Women’s Magazine Coverage of Heart Disease Risk Factors: Good Housekeeping Magazine, 1997 to 2007

ASU Author/Contributor (non-ASU co-authors, if there are any, appear on document)
Carolyn Edy Ph.D., Assistant Professor (Creator)
Institution
Appalachian State University (ASU )
Web Site: http://www.library.appstate.edu/

Abstract: Women, who often turn to magazines for health information, continue to underestimate their risk for heart disease, though it remains the leading cause of death among women in the United States. This textual analysis considered the portrayal of women’s risk factors for heart disease as problem and remedy frames within articles published by the highest circulation women’s magazine in the U.S., Good Housekeeping, from 1997 to 2007. These findings were then compared with corresponding information endorsed by the American Heart Association. Far from underestimating a woman’s risk for heart disease, GH articles seemed to target women at low risk for heart disease, while emphasizing risk factors unique to women. The magazine coverage was largely consistent with American Heart Association information, yet offered a broader range of treatment and prevention strategies that were sometimes contradictory or vague. One significant risk factor, race, was not mentioned in the magazine articles. This review calls for future research to determine the pervasiveness and possible effects of such coverage.
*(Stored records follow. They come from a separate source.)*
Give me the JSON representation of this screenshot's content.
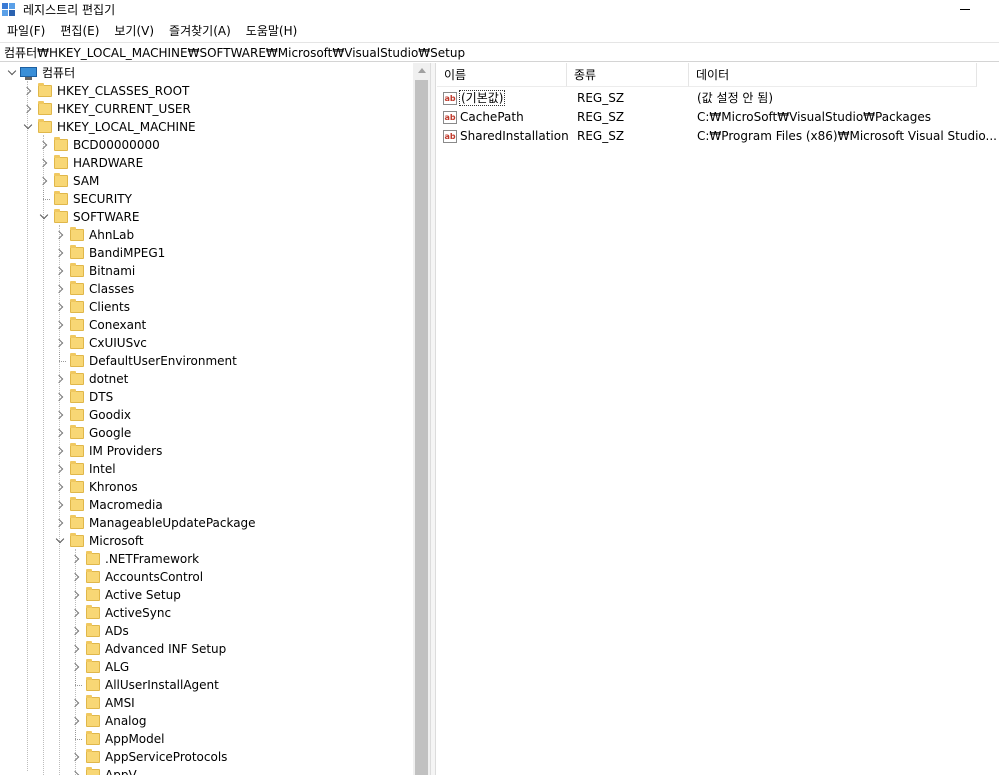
{
  "window": {
    "title": "레지스트리 편집기",
    "app_icon": "registry-editor-icon"
  },
  "menu": [
    "파일(F)",
    "편집(E)",
    "보기(V)",
    "즐겨찾기(A)",
    "도움말(H)"
  ],
  "address": "컴퓨터₩HKEY_LOCAL_MACHINE₩SOFTWARE₩Microsoft₩VisualStudio₩Setup",
  "tree": {
    "root": "컴퓨터",
    "hives": [
      "HKEY_CLASSES_ROOT",
      "HKEY_CURRENT_USER",
      "HKEY_LOCAL_MACHINE"
    ],
    "hklm_children": [
      "BCD00000000",
      "HARDWARE",
      "SAM",
      "SECURITY",
      "SOFTWARE"
    ],
    "software_children": [
      "AhnLab",
      "BandiMPEG1",
      "Bitnami",
      "Classes",
      "Clients",
      "Conexant",
      "CxUIUSvc",
      "DefaultUserEnvironment",
      "dotnet",
      "DTS",
      "Goodix",
      "Google",
      "IM Providers",
      "Intel",
      "Khronos",
      "Macromedia",
      "ManageableUpdatePackage",
      "Microsoft"
    ],
    "microsoft_children": [
      ".NETFramework",
      "AccountsControl",
      "Active Setup",
      "ActiveSync",
      "ADs",
      "Advanced INF Setup",
      "ALG",
      "AllUserInstallAgent",
      "AMSI",
      "Analog",
      "AppModel",
      "AppServiceProtocols",
      "AppV"
    ]
  },
  "values_header": {
    "name": "이름",
    "type": "종류",
    "data": "데이터"
  },
  "values": [
    {
      "name": "(기본값)",
      "type": "REG_SZ",
      "data": "(값 설정 안 됨)"
    },
    {
      "name": "CachePath",
      "type": "REG_SZ",
      "data": "C:₩MicroSoft₩VisualStudio₩Packages"
    },
    {
      "name": "SharedInstallation...",
      "type": "REG_SZ",
      "data": "C:₩Program Files (x86)₩Microsoft Visual Studio..."
    }
  ],
  "colors": {
    "folder": "#f8d775",
    "scroll_thumb": "#c1c1c1"
  }
}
Additional Information

Publication
Edy, C. (2010) Women’s Magazine Coverage of Heart Disease Risk Factors: Good Housekeeping Magazine, 1997 to 2007. Women & Health , 50(2): 176-194. Taylor & Francis (ISSN: 1541-0331). DOI: 10.1080/03630241003705029
Language: English
Date: 2010